Dataset rows for apps and sites
____

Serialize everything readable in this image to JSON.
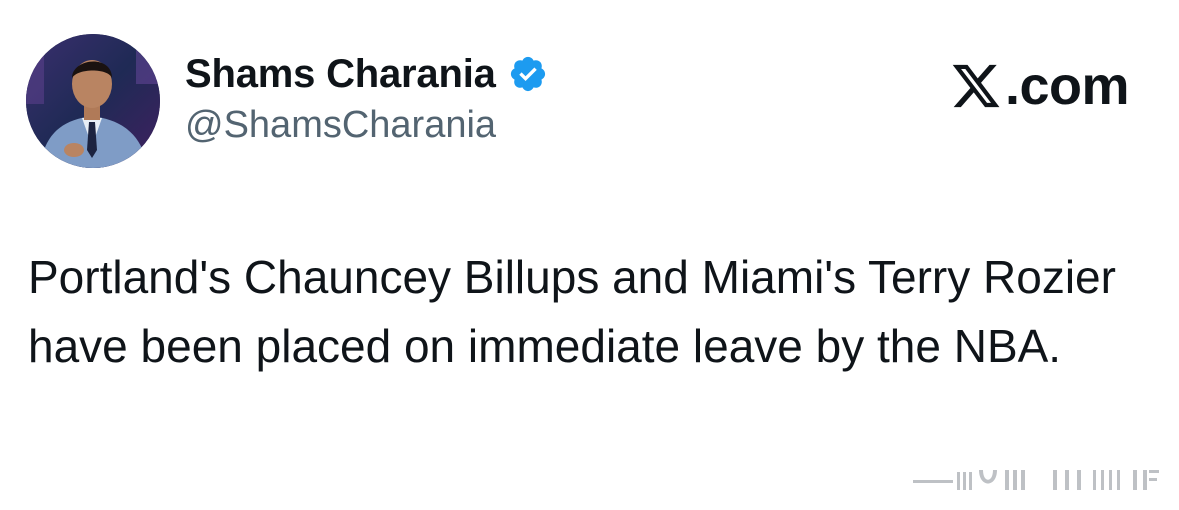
{
  "tweet": {
    "author": {
      "display_name": "Shams Charania",
      "handle": "@ShamsCharania",
      "verified": true,
      "avatar_icon": "profile-photo"
    },
    "brand": {
      "logo_icon": "x-logo-icon",
      "domain_suffix": ".com"
    },
    "text": "Portland's Chauncey Billups and Miami's Terry Rozier have been placed on immediate leave by the NBA."
  },
  "colors": {
    "text_primary": "#0f1419",
    "text_secondary": "#536471",
    "verified_blue": "#1d9bf0",
    "background": "#ffffff"
  }
}
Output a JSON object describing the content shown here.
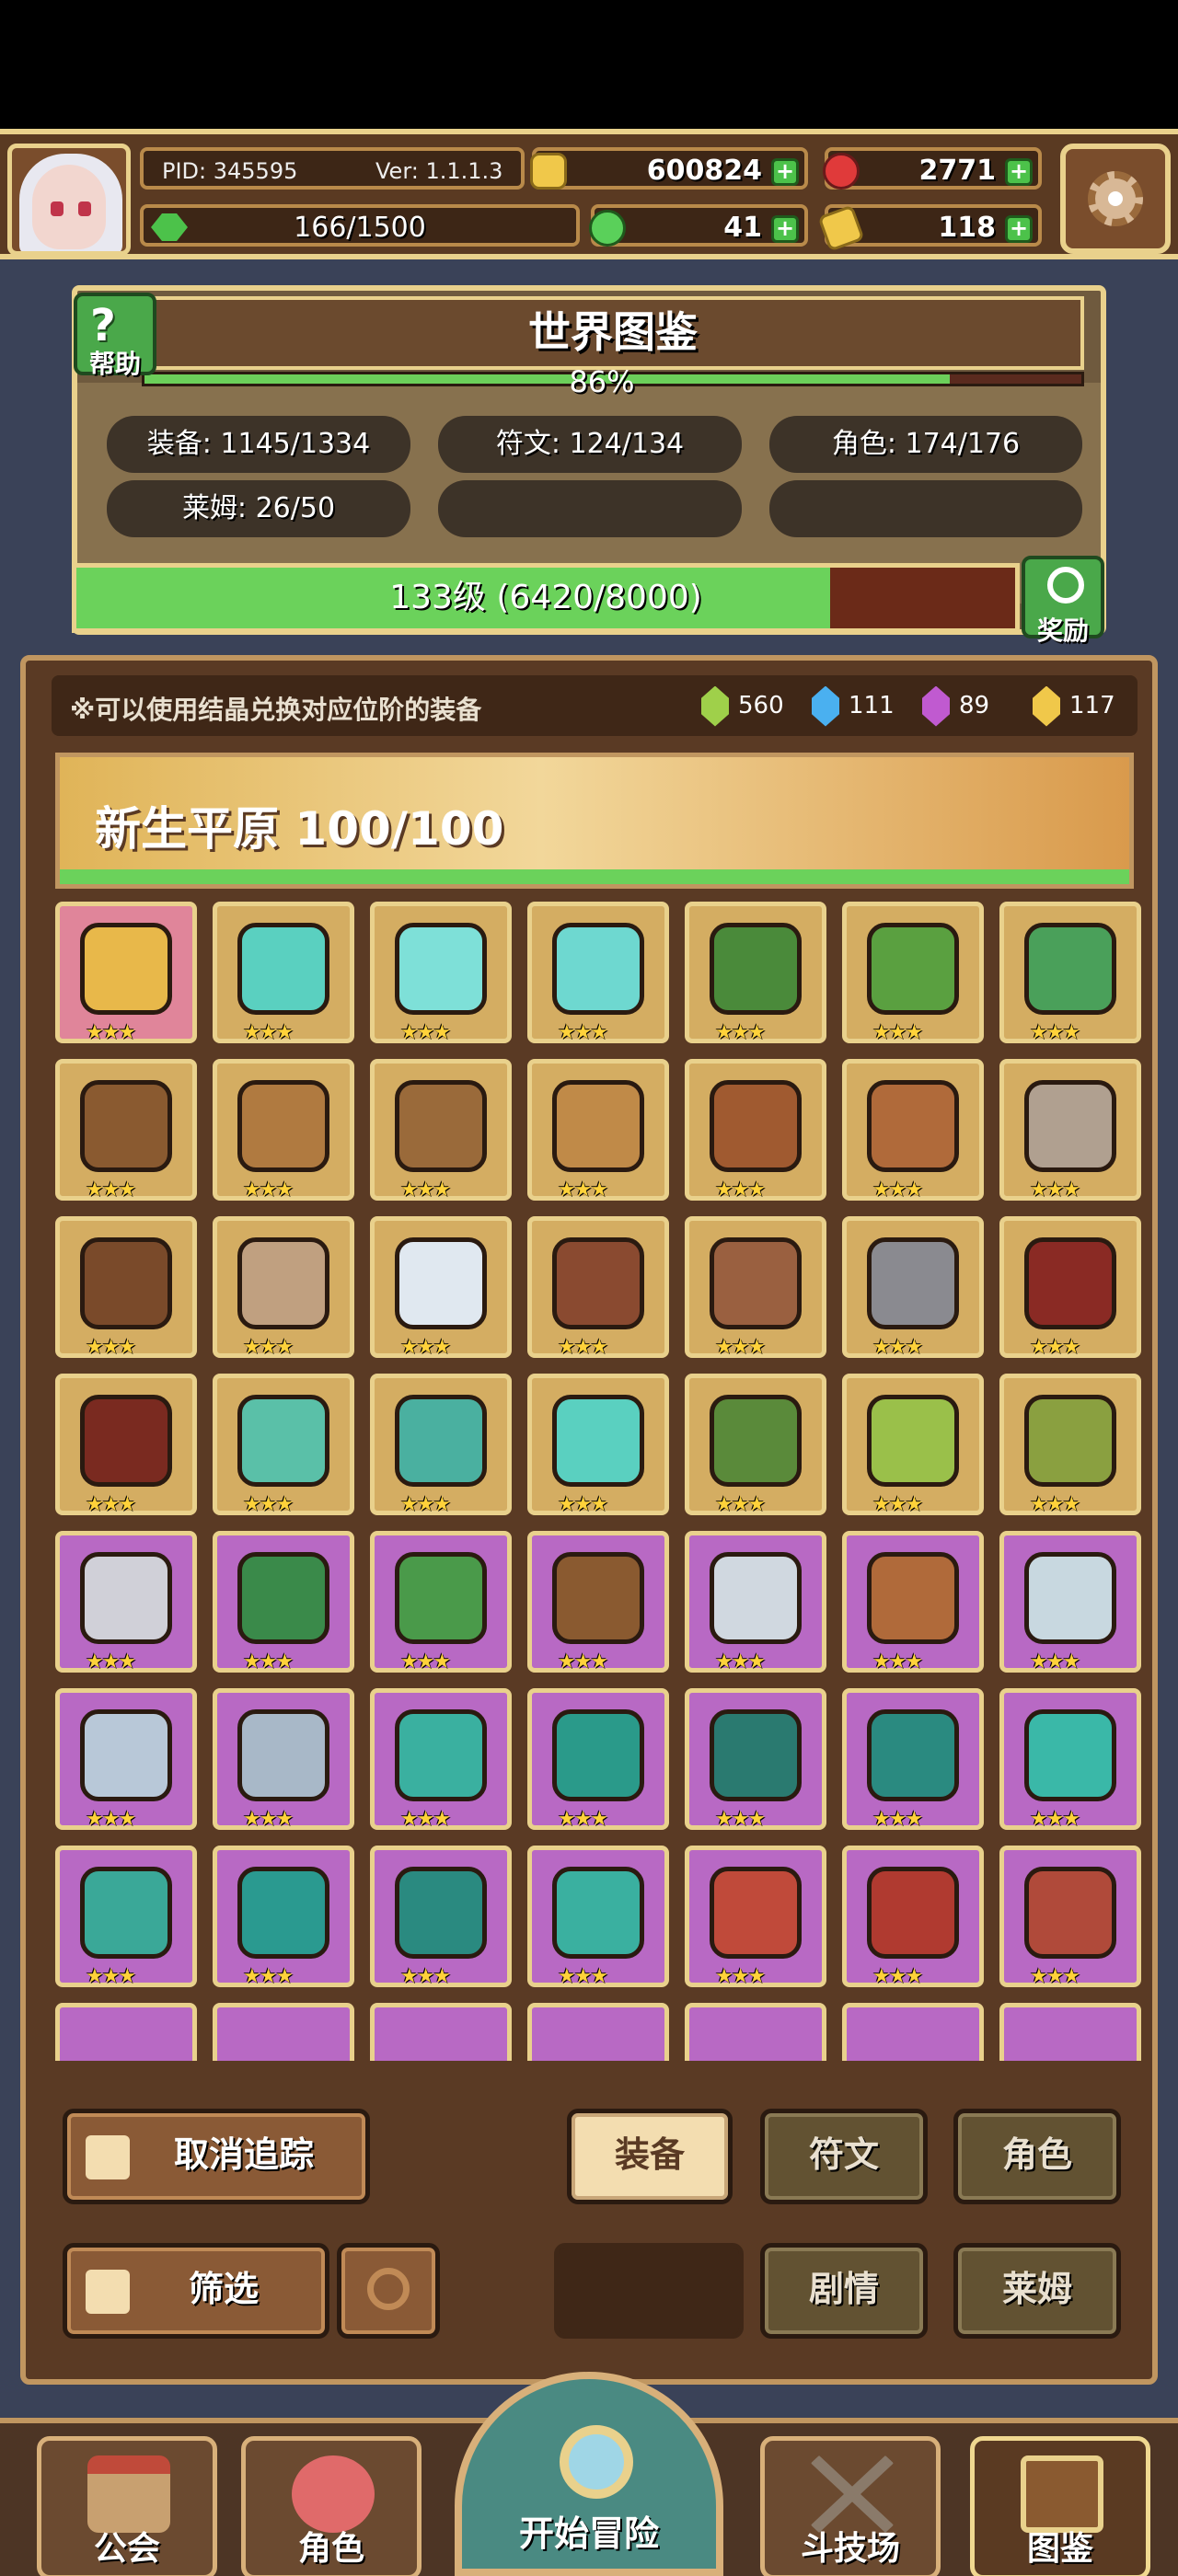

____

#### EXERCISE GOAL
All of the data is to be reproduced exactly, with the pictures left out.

#### TASK ANSWER
Serialize everything readable in this image to JSON.
{
  "tweet": {
    "author": {
      "display_name": "Shams Charania",
      "handle": "@ShamsCharania",
      "verified": true,
      "avatar_icon": "profile-photo"
    },
    "brand": {
      "logo_icon": "x-logo-icon",
      "domain_suffix": ".com"
    },
    "text": "Portland's Chauncey Billups and Miami's Terry Rozier have been placed on immediate leave by the NBA."
  },
  "colors": {
    "text_primary": "#0f1419",
    "text_secondary": "#536471",
    "verified_blue": "#1d9bf0",
    "background": "#ffffff"
  }
}
Output a JSON object describing the content shown here.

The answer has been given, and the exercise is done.